WB praises economy, graft still a problem
Rendi Akhmad Witular, The Jakarta Post, Jakarta
While expressing confidence over progress in the country's economy, the World Bank has stressed the need for the government and legislature to boost efforts to root out rampant corruption.
In a meeting Tuesday between visiting World Bank president Paul Wolfowitz and President Susilo Bambang Yudhoyono, the bank expressed its concern over the continued problem of corruption here despite recent crackdowns.
In a press conference after the meeting, Wolfowitz urged the country to further clean up its notoriously corrupt bureaucracy and judicial system so as to attract more investment and thereby stimulate economic growth.
"Indonesian investors will tell you the same thing, that the biggest discouragement to investing your money here is corruption. This problem is something that needs to be tackled across a whole range of initiatives," said Wolfowitz.
"You need to press for a clean and honest government, and a clean and honest court. I think the court system is one of the challenges here. A good court will bring investments here and will eventually develop the economy and reduce poverty," he said.
In its recent report, Doing Business in 2006: Job Creation, the Washington-based multilateral lending agency highlighted how corruption in Indonesia was rooted deeply within the bureaucracy, as clearly revealed when investors tried to set up business here.
Besides lengthy and complicated processes for securing business approvals, demands for bribes and unofficial fees also played a role in scaring away potential investors.

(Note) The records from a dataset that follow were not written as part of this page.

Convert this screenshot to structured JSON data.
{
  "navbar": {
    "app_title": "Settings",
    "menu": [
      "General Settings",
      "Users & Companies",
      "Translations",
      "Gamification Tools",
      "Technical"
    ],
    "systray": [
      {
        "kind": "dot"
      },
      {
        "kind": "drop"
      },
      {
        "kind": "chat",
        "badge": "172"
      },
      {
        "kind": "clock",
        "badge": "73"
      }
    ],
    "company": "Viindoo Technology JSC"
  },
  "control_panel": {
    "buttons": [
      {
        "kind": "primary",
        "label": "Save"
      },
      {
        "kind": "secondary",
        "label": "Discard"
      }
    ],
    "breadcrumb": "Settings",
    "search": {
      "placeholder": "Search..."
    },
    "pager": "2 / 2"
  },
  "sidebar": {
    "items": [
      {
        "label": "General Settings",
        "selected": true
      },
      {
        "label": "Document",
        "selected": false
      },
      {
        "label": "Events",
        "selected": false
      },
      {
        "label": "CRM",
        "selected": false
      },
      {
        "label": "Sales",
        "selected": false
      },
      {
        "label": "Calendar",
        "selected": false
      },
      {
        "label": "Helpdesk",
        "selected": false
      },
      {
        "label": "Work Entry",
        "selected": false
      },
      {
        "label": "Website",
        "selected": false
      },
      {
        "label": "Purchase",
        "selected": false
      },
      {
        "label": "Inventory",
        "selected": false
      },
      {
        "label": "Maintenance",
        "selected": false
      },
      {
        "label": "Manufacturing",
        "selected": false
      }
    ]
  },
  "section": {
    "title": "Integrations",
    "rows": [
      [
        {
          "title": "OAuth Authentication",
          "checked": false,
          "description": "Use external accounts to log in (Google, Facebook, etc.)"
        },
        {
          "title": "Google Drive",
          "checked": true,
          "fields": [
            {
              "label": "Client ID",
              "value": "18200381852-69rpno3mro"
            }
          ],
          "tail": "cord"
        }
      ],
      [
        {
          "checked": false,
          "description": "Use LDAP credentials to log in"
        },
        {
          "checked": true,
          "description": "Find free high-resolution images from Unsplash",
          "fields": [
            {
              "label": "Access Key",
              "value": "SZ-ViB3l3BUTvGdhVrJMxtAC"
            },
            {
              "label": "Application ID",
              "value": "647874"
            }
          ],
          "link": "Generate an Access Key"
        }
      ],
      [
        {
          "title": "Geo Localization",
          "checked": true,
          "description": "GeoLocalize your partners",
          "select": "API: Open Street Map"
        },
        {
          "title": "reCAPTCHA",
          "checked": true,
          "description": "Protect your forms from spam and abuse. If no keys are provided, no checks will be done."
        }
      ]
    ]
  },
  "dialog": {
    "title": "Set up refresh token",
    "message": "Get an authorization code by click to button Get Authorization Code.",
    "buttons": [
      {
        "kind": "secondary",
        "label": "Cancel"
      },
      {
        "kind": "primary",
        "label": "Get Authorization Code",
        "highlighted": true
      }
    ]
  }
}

In some cases, there was actually no guarantee that the approval would be issued on time even after unofficial fees or bribes had been paid.
"I think it is also important to understand that corruption is not something that can be dealt with by a stroke of the pen or by a decision of the President, no matter how significant those decision may be," said the former U.S. ambassador to Indonesia.
"It really requires the participation of the whole people, and the whole-hearted support from the parliament."
Yudhoyono, speaking to Asian police officers earlier Tuesday, said the fight against corruption would not see significant results for another generation.
"Fighting corruption is a long time effort," he was quoted as saying by AP. "I might be overoptimistic but I believe that corruption can be significantly reversed in one generation."
Wolfowitz also said that the bank, one of the country's major lenders, had allocated around US$900 million in loans to Indonesia this year to help the government boost economic growth, reduce poverty and institute better governance.
Around $200 million of the loans would have highly favorable terms, such as low interest rates and long repayment periods.
On top of that, the World Bank's investment arm, the International Finance Corporation (IFC), has provided about $237 million in lending capital this year to help expand the country's private sector.
The World Bank's loan pledges will be made at the upcoming Consultative Group on Indonesia (CGI) meeting in June, where Indonesia's 32 traditional foreign lenders will decided on the size of the loans to be disbursed this year.
Last year, the CGI channeled around $3.4 billion to the cash-strapped government, consisting of $2.8 billion in loans and another $600 million in grants to help cover the budget deficit and fund public infrastructure development.
In a sign of World Bank confidence in the country's economy, it is planning to increase its lending limit from less than $900 million in previous years to around $1.4 billion this year.
"Indonesia is now performing well enough to qualify for up to $1.4 billion. We look at the performance of the economy and the amount of the debt. The country's debts to the World Bank have been falling rapidly," World Bank country director for Indonesia Andrew Steer told reporters.